_Exercise brief:_ Please tally the lines in the records that include the word "wikimedia" and answer with the bare number.

Records excerpted from a collection
========

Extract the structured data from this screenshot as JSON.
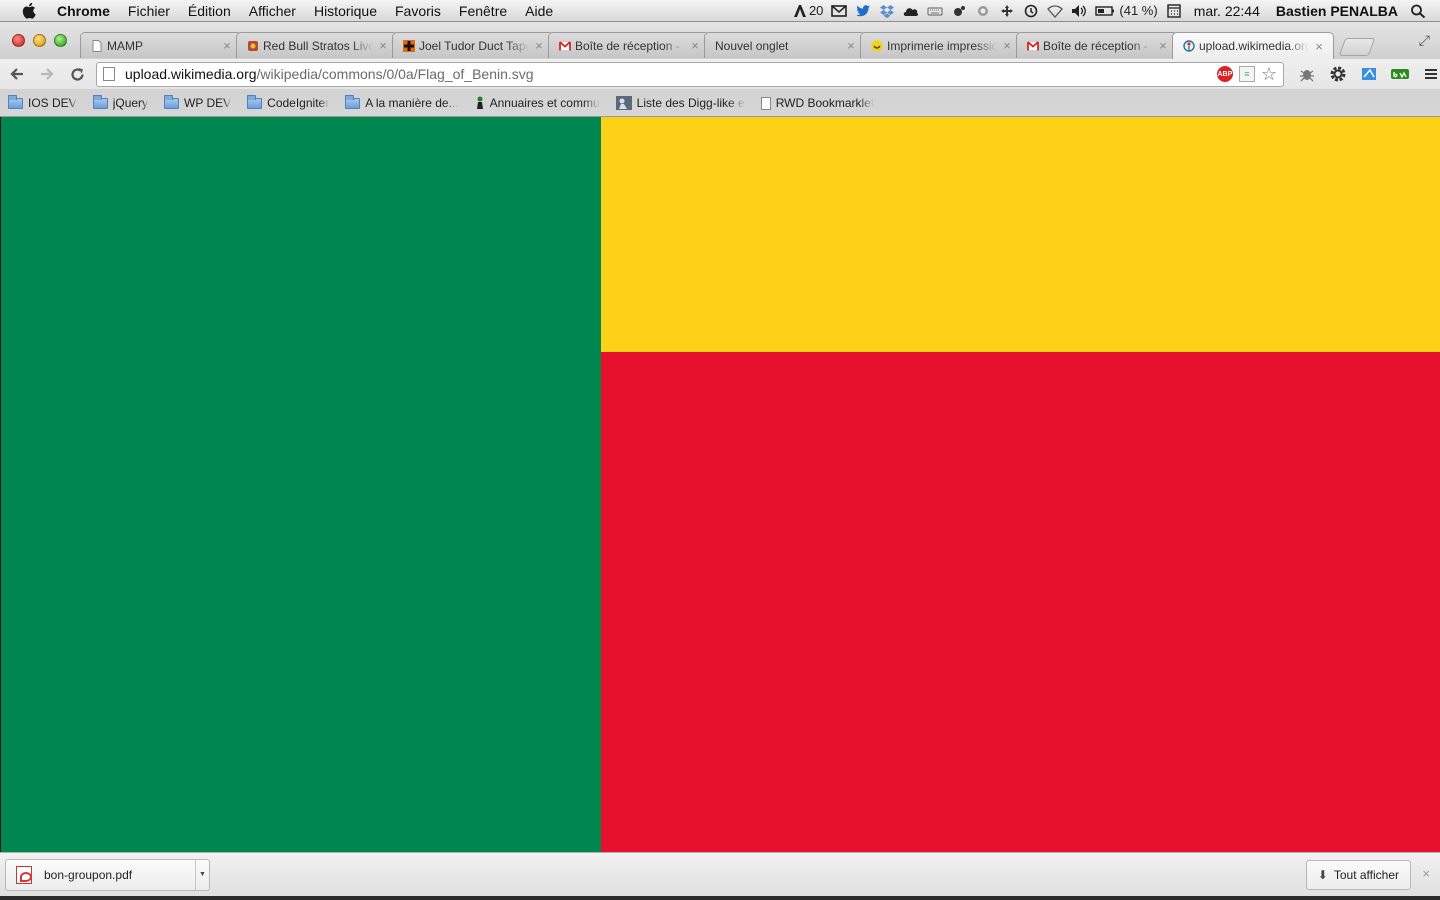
{
  "menubar": {
    "app_name": "Chrome",
    "menus": [
      "Fichier",
      "Édition",
      "Afficher",
      "Historique",
      "Favoris",
      "Fenêtre",
      "Aide"
    ],
    "tray_adobe_count": "20",
    "battery_text": "(41 %)",
    "clock": "mar. 22:44",
    "user": "Bastien PENALBA",
    "tray_icons": [
      "adobe-icon",
      "mail-icon",
      "twitter-icon",
      "dropbox-icon",
      "cloud-icon",
      "keyboard-icon",
      "bluetooth-icon",
      "sync-icon",
      "move-icon",
      "time-machine-icon",
      "wifi-icon",
      "volume-icon",
      "battery-icon",
      "calendar-icon",
      "spotlight-icon"
    ]
  },
  "tabs": [
    {
      "title": "MAMP",
      "favicon": "page-icon",
      "active": false
    },
    {
      "title": "Red Bull Stratos Live",
      "favicon": "redbull-icon",
      "active": false
    },
    {
      "title": "Joel Tudor Duct Tape",
      "favicon": "cross-icon",
      "active": false
    },
    {
      "title": "Boîte de réception - ",
      "favicon": "gmail-icon",
      "active": false
    },
    {
      "title": "Nouvel onglet",
      "favicon": "none",
      "active": false
    },
    {
      "title": "Imprimerie impressio",
      "favicon": "smiley-icon",
      "active": false
    },
    {
      "title": "Boîte de réception - ",
      "favicon": "gmail-icon",
      "active": false
    },
    {
      "title": "upload.wikimedia.org",
      "favicon": "wikimedia-icon",
      "active": true
    }
  ],
  "address_bar": {
    "host": "upload.wikimedia.org",
    "path": "/wikipedia/commons/0/0a/Flag_of_Benin.svg"
  },
  "bookmarks": [
    {
      "label": "IOS DEV",
      "icon": "folder-icon"
    },
    {
      "label": "jQuery",
      "icon": "folder-icon"
    },
    {
      "label": "WP DEV",
      "icon": "folder-icon"
    },
    {
      "label": "CodeIgniter",
      "icon": "folder-icon"
    },
    {
      "label": "A la manière de...",
      "icon": "folder-icon"
    },
    {
      "label": "Annuaires et commu",
      "icon": "figure-icon"
    },
    {
      "label": "Liste des Digg-like e",
      "icon": "digg-icon"
    },
    {
      "label": "RWD Bookmarklet",
      "icon": "page-icon"
    }
  ],
  "flag": {
    "green": "#00874f",
    "yellow": "#fcd116",
    "red": "#e8112d"
  },
  "download_shelf": {
    "file_name": "bon-groupon.pdf",
    "show_all_label": "Tout afficher"
  }
}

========

_Result of this task:_ 3